This week we're going back to basics with Trikonasana, also known as Triangle Pose. Trikonasana is a favorite of beginners and advanced practitioners alike, offering a delightful stretch for the hamstring and inner thigh of the extended leg while strengthening the legs and core, lengthening the waist, and providing a gentle opening across the chest and through the hips.
To come into this pose from standing, step your feet to a wide stance (3.5-4 feet apart, maybe more depending on your height and flexibility). Point your right toes forward and left toes in at about a 30 degree angle. Open your pelvis and chest to the side, pulling the left hip back in preparation, then hinge over to the right, aligning the spine directly over the right leg. Bring your hand either to rest on the leg or to the floor to the inside, on top of, or to the outside of the foot. You've got lots of options here with the hand position. I have experimented with all of these, as well as the Ashtanga toe lock, in my Trikonasana practice, and I haven't decided if any one hand position is superior to the other. The toe lock demands very strong grounding through the legs, resting the hand on the leg is nice if flexibility is lacking, and bringing the hand to floor at the inner edge of the foot is helpful in maintaining length in the low back and openness of the hips. Different strokes for different folks.
A common tendency here is to collapse in the low back, rounding the spine and allowing the top hip to roll forward and down. Keep the spine long and the hips open by pulling the left hip back and tucking the right hip under the body, stacking the hips one on top of the other and pulling the pelvis open to the side. You will probably feel a strong stretch in the top side of the torso. Imagine you are lengthening both side bodies equally with every inhalation, and rolling the torso open with every exhalation.
Another challenge in Trikonasana is preventing compression of the cervical spine. A good way to prevent this is to think of keeping the chin parallel with the top of the shoulder and look past the front of the shoulder to gaze to the thumb, rather than over the top of it. Of course, the best way to prevent compression of the neck is to simply keep your gaze to the floor or look to the side with the spine in a neutral position.
When practicing Trikonasana in a flow sequence, moving into Ardha Chandrasana (half-moon pose) is a natural and smooth transition from Triangle Pose since the hips and shoulders are already nicely stacked. Ardha Chandrasana is also a natural progression of the anatomical actions of Triangle Pose: it extends the stretch a little higher up the right leg into the hip and groin, and intensifies the actions of the already engaged left hip and glutes as you float the leg straight up and back.
Here's a nice Trikonasana sequence to open the hips and strengthen the legs:
- Virabhadrasana I (Warrior 1)
- Virabhadrasana II (Warrior 2)
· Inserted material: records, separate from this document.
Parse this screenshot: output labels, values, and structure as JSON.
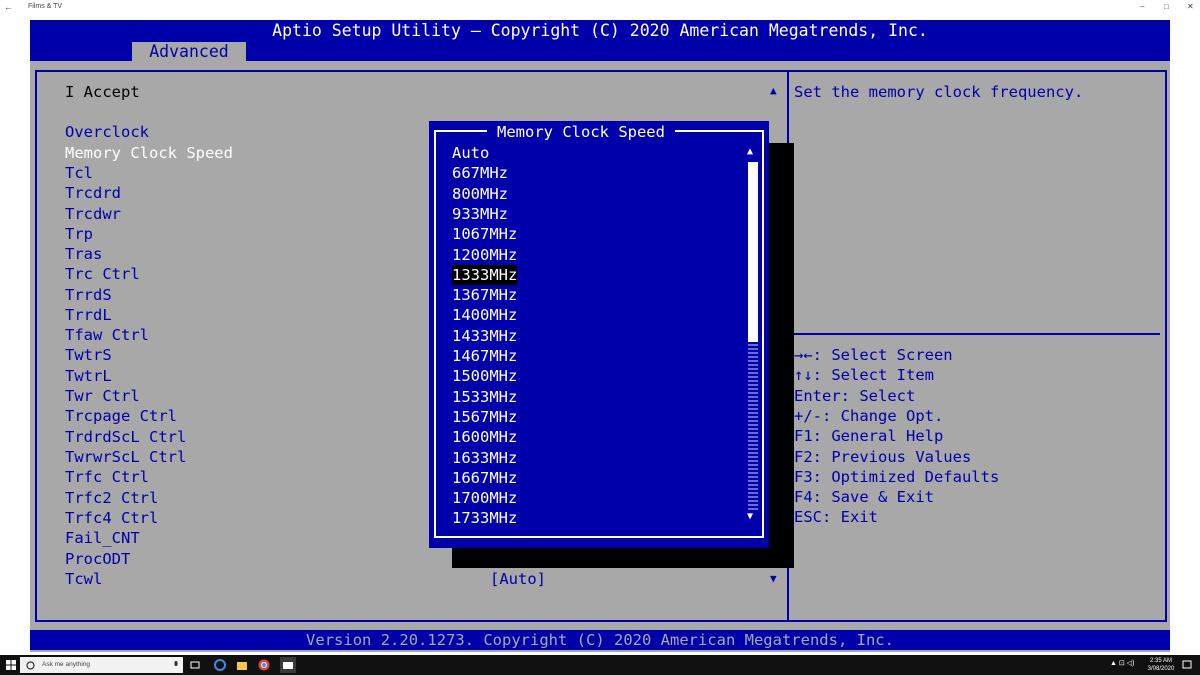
{
  "window": {
    "title": "Films & TV",
    "back_icon": "←",
    "minimize_icon": "–",
    "maximize_icon": "□",
    "close_icon": "✕"
  },
  "bios": {
    "header_title": "Aptio Setup Utility – Copyright (C) 2020 American Megatrends, Inc.",
    "active_tab": "Advanced",
    "accept_text": "I Accept",
    "menu_items": [
      "Overclock",
      "Memory Clock Speed",
      "Tcl",
      "Trcdrd",
      "Trcdwr",
      "Trp",
      "Tras",
      "Trc Ctrl",
      "TrrdS",
      "TrrdL",
      "Tfaw Ctrl",
      "TwtrS",
      "TwtrL",
      "Twr Ctrl",
      "Trcpage Ctrl",
      "TrdrdScL Ctrl",
      "TwrwrScL Ctrl",
      "Trfc Ctrl",
      "Trfc2 Ctrl",
      "Trfc4 Ctrl",
      "Fail_CNT",
      "ProcODT",
      "Tcwl"
    ],
    "tcwl_value": "[Auto]",
    "help_text": "Set the memory clock frequency.",
    "keys": [
      "→←: Select Screen",
      "↑↓: Select Item",
      "Enter: Select",
      "+/-: Change Opt.",
      "F1: General Help",
      "F2: Previous Values",
      "F3: Optimized Defaults",
      "F4: Save & Exit",
      "ESC: Exit"
    ],
    "footer": "Version 2.20.1273. Copyright (C) 2020 American Megatrends, Inc."
  },
  "popup": {
    "title": "Memory Clock Speed",
    "options": [
      "Auto",
      "667MHz",
      "800MHz",
      "933MHz",
      "1067MHz",
      "1200MHz",
      "1333MHz",
      "1367MHz",
      "1400MHz",
      "1433MHz",
      "1467MHz",
      "1500MHz",
      "1533MHz",
      "1567MHz",
      "1600MHz",
      "1633MHz",
      "1667MHz",
      "1700MHz",
      "1733MHz"
    ],
    "selected_option": "1333MHz"
  },
  "taskbar": {
    "search_placeholder": "Ask me anything",
    "time": "2:35 AM",
    "date": "3/08/2020"
  },
  "colors": {
    "bios_blue": "#0000aa",
    "bios_gray": "#a8a8a8",
    "white": "#ffffff"
  }
}
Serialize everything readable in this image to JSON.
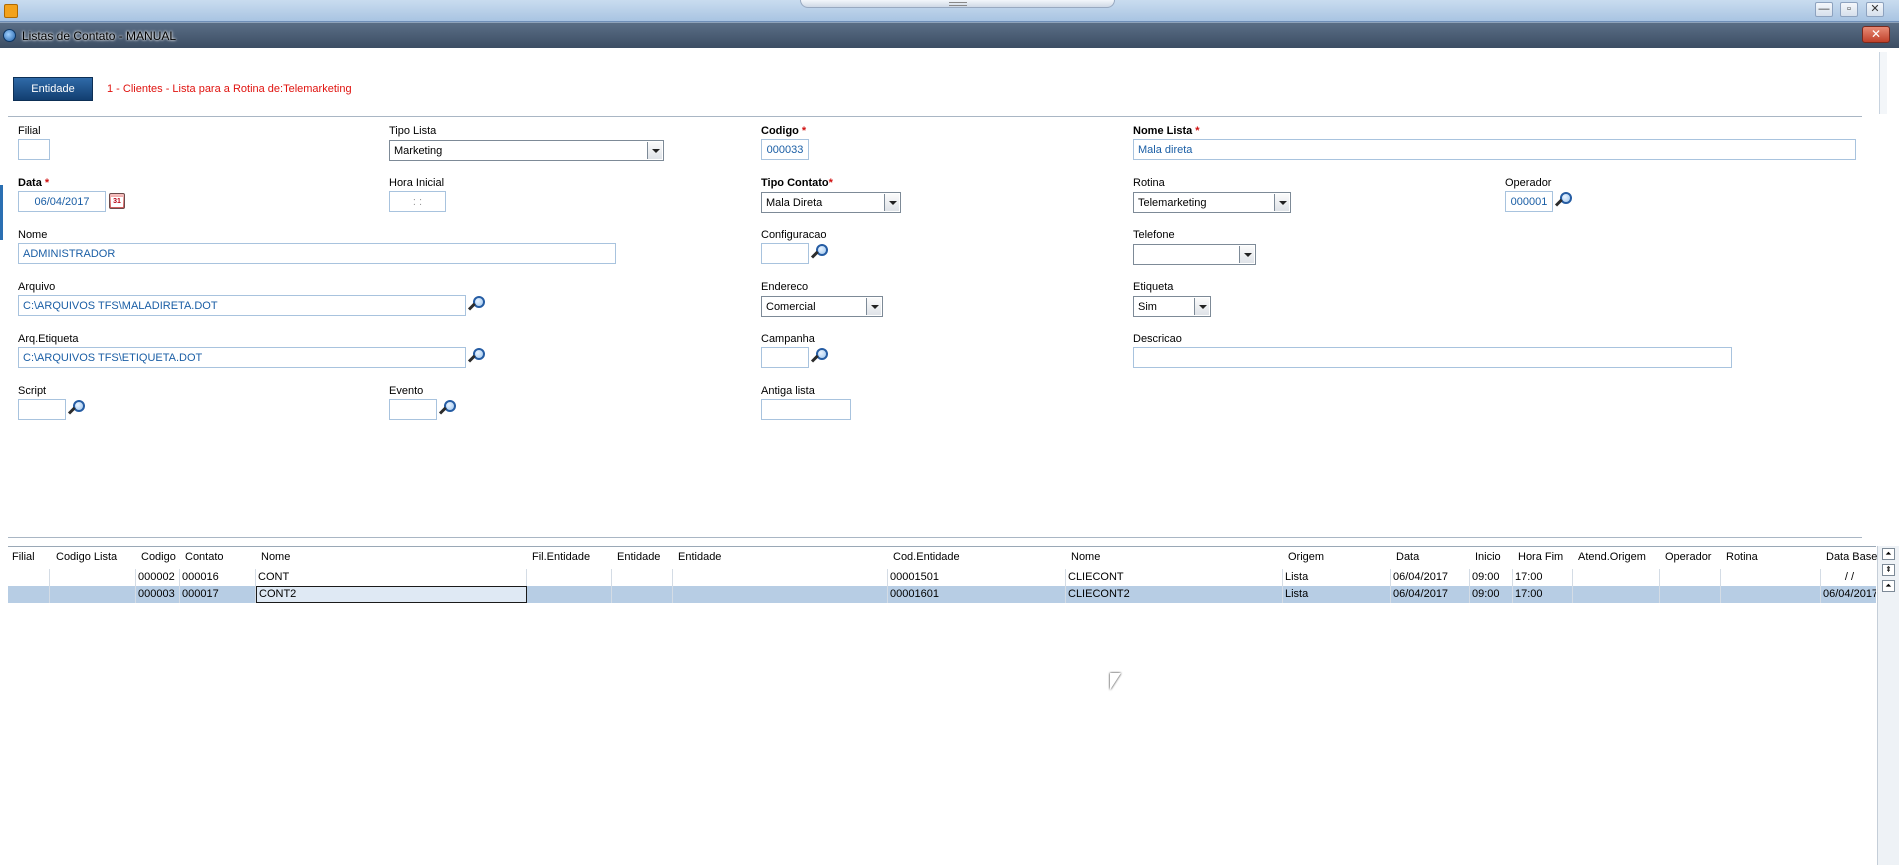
{
  "window": {
    "title": "Listas de Contato - MANUAL",
    "close_glyph": "✕"
  },
  "os_controls": {
    "minimize": "—",
    "maximize": "▫",
    "close": "✕"
  },
  "entity_bar": {
    "button_label": "Entidade",
    "description": "1 - Clientes - Lista para a Rotina de:Telemarketing"
  },
  "form": {
    "filial": {
      "label": "Filial",
      "value": ""
    },
    "tipo_lista": {
      "label": "Tipo Lista",
      "value": "Marketing"
    },
    "codigo": {
      "label": "Codigo",
      "required": "*",
      "value": "000033"
    },
    "nome_lista": {
      "label": "Nome Lista",
      "required": "*",
      "value": "Mala direta"
    },
    "data": {
      "label": "Data",
      "required": "*",
      "value": "06/04/2017",
      "calendar_glyph": "31"
    },
    "hora_inicial": {
      "label": "Hora Inicial",
      "value": " :  : "
    },
    "tipo_contato": {
      "label": "Tipo Contato",
      "required": "*",
      "value": "Mala Direta"
    },
    "rotina": {
      "label": "Rotina",
      "value": "Telemarketing"
    },
    "operador": {
      "label": "Operador",
      "value": "000001"
    },
    "nome": {
      "label": "Nome",
      "value": "ADMINISTRADOR"
    },
    "configuracao": {
      "label": "Configuracao",
      "value": ""
    },
    "telefone": {
      "label": "Telefone",
      "value": ""
    },
    "arquivo": {
      "label": "Arquivo",
      "value": "C:\\ARQUIVOS TFS\\MALADIRETA.DOT"
    },
    "endereco": {
      "label": "Endereco",
      "value": "Comercial"
    },
    "etiqueta": {
      "label": "Etiqueta",
      "value": "Sim"
    },
    "arq_etiqueta": {
      "label": "Arq.Etiqueta",
      "value": "C:\\ARQUIVOS TFS\\ETIQUETA.DOT"
    },
    "campanha": {
      "label": "Campanha",
      "value": ""
    },
    "descricao": {
      "label": "Descricao",
      "value": ""
    },
    "script": {
      "label": "Script",
      "value": ""
    },
    "evento": {
      "label": "Evento",
      "value": ""
    },
    "antiga_lista": {
      "label": "Antiga lista",
      "value": ""
    }
  },
  "grid": {
    "columns": [
      "Filial",
      "Codigo Lista",
      "Codigo",
      "Contato",
      "Nome",
      "Fil.Entidade",
      "Entidade",
      "Entidade",
      "Cod.Entidade",
      "Nome",
      "Origem",
      "Data",
      "Inicio",
      "Hora Fim",
      "Atend.Origem",
      "Operador",
      "Rotina",
      "Data Base"
    ],
    "rows": [
      [
        "",
        "",
        "000002",
        "000016",
        "CONT",
        "",
        "",
        "",
        "00001501",
        "CLIECONT",
        "Lista",
        "06/04/2017",
        "09:00",
        "17:00",
        "",
        "",
        "",
        " /  / "
      ],
      [
        "",
        "",
        "000003",
        "000017",
        "CONT2",
        "",
        "",
        "",
        "00001601",
        "CLIECONT2",
        "Lista",
        "06/04/2017",
        "09:00",
        "17:00",
        "",
        "",
        "",
        "06/04/2017"
      ]
    ],
    "selected_row": 1,
    "scroll_buttons": [
      "⏶",
      "⇞",
      "⏶"
    ]
  }
}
- Trikonasana (Triangle Pose)
- Ardha Chandrasana (Half-moon Pose)
- Urdhva Prasarita Eka Padasana (Standing splits)
- Utthan Pristhasana (Lizard Pose)
- Eka Pada Rajakapotasana (One-legged Pigeon)
- Agnistambhasana (Firelog Pose)
- Repeat on the other side.